The Department for Education (DfE) is currently hosting a consultation on reforms to the national curriculum that will affect children from primary school-age to Key Stage 3. The consultation is aimed at school teachers, parents, young people, employers and local authorities among others, and is due to close on 16 April 2013.
The DfE plans wholescale changes to the history curriculum, replacing a framework with ‘a record of outstanding practice’. Ilona Aronovsky of History Education Consultancy has described the scrapped curriculum as ‘inclusive’:
It had a good balance of social and economic history, and meaningfully included Black and Asian history and the spectrum of social class and diversity … now this is removed from the curriculum – it makes no sense.
The DfE’s new focus abandons such inclusiveness, adopting instead a nationalist modus operandi. It aims to ensure that children ‘know and understand the story of these islands: how the British people shaped this nation and how Britain influenced the world’. Where it does occur, the inclusion of Black and Asian history in the curriculum has been described by the Historical Association as ‘clearly tokenistic’.

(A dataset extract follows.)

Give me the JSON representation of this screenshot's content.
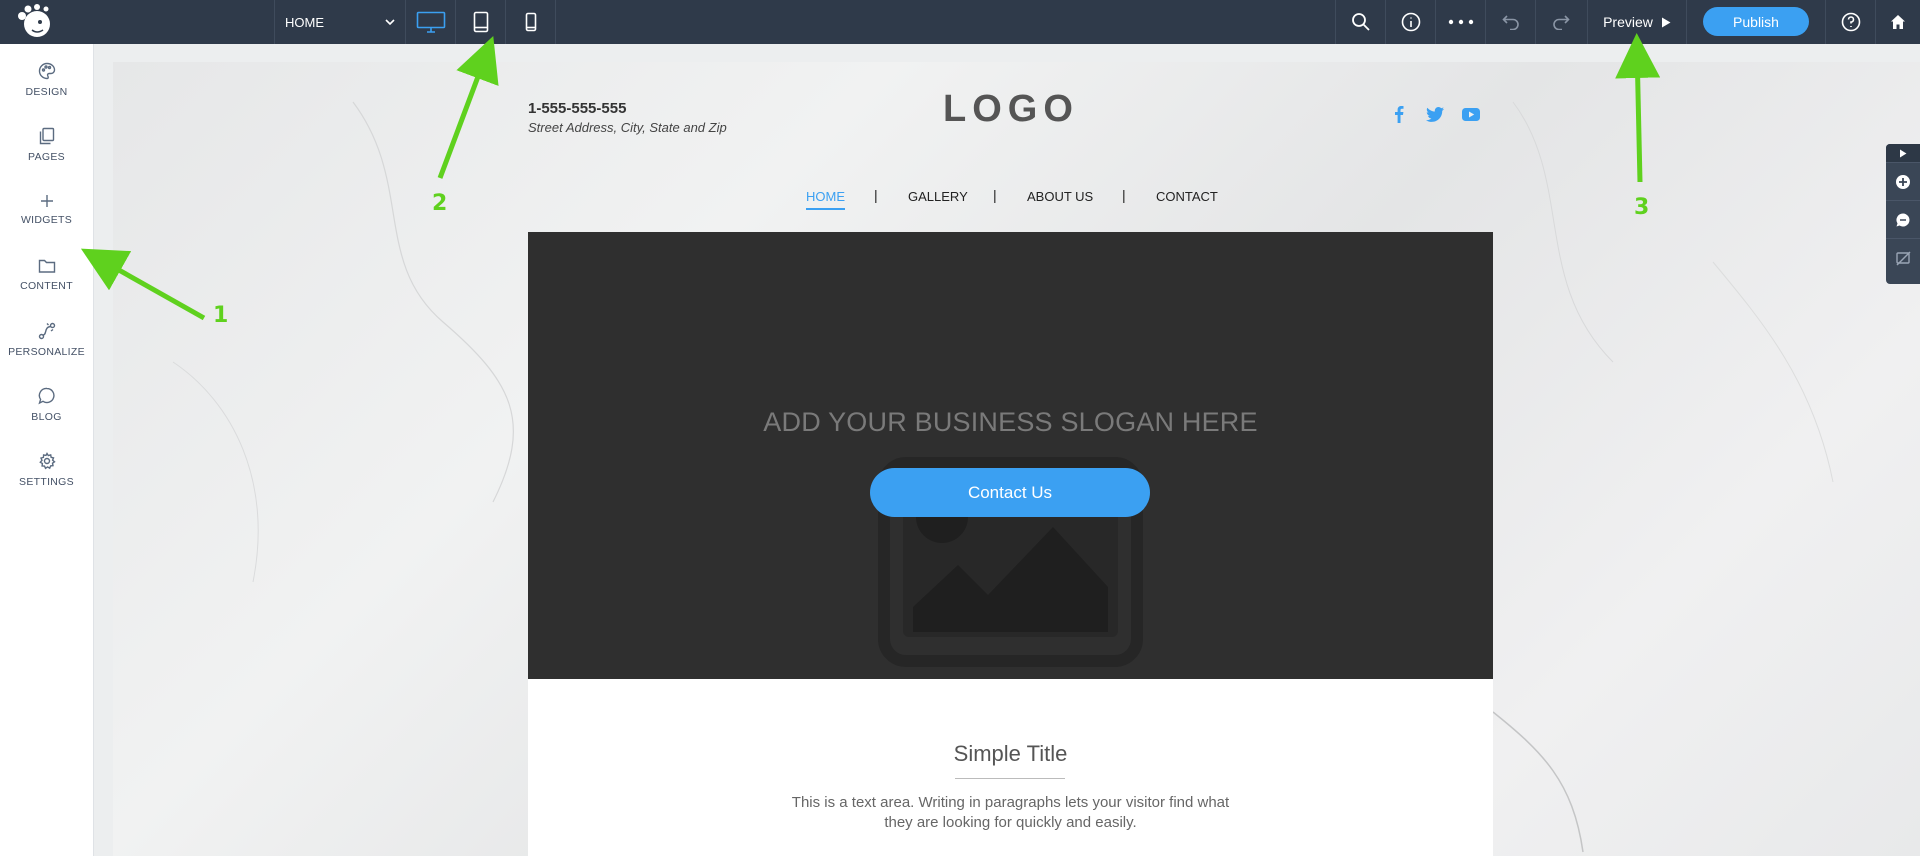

The DfE’s new proposals claim to give ‘greater flexibility to professionals’, yet according to a letter signed by prominent professionals it ‘betrays a serious distrust of teachers’. The Historical Association and the Royal Historical Society have both claimed that the curriculum was drafted ‘inside the Department for Education without any systematic consultation’. The result is overly controlling – a content-heavy syllabus has been cherry picked by the Minister of Education. Such a method has been taken as ministerial arrogance, and has been described variously by commentators as ‘micro-management’, ‘Goveian prescriptivism’ and ‘Michael Goveathonics’.
In an open letter to the Independent, 100 academics raised fears that while the DfE spoonfeeds facts about ‘Britain’s past’ to pupils, the draft curriculum further undermines the capacity for critical thinking. The letter claims that ‘This mountain of data will not develop children’s ability to think’. What remains of education is an ‘endless list of spellings, facts and rules’ about British history with no time for critical engagement – a citizenship test in education’s clothing.
Campaigners are worried that, after the successful fight to get Jamaican nurse Mary Seacole reinstated on the history curriculum, many assume that all is well. A campaign has been launched against the ‘narrow and ideologically reactionary vision of the curriculum’. For more information, see the campaign’s Facebook page here.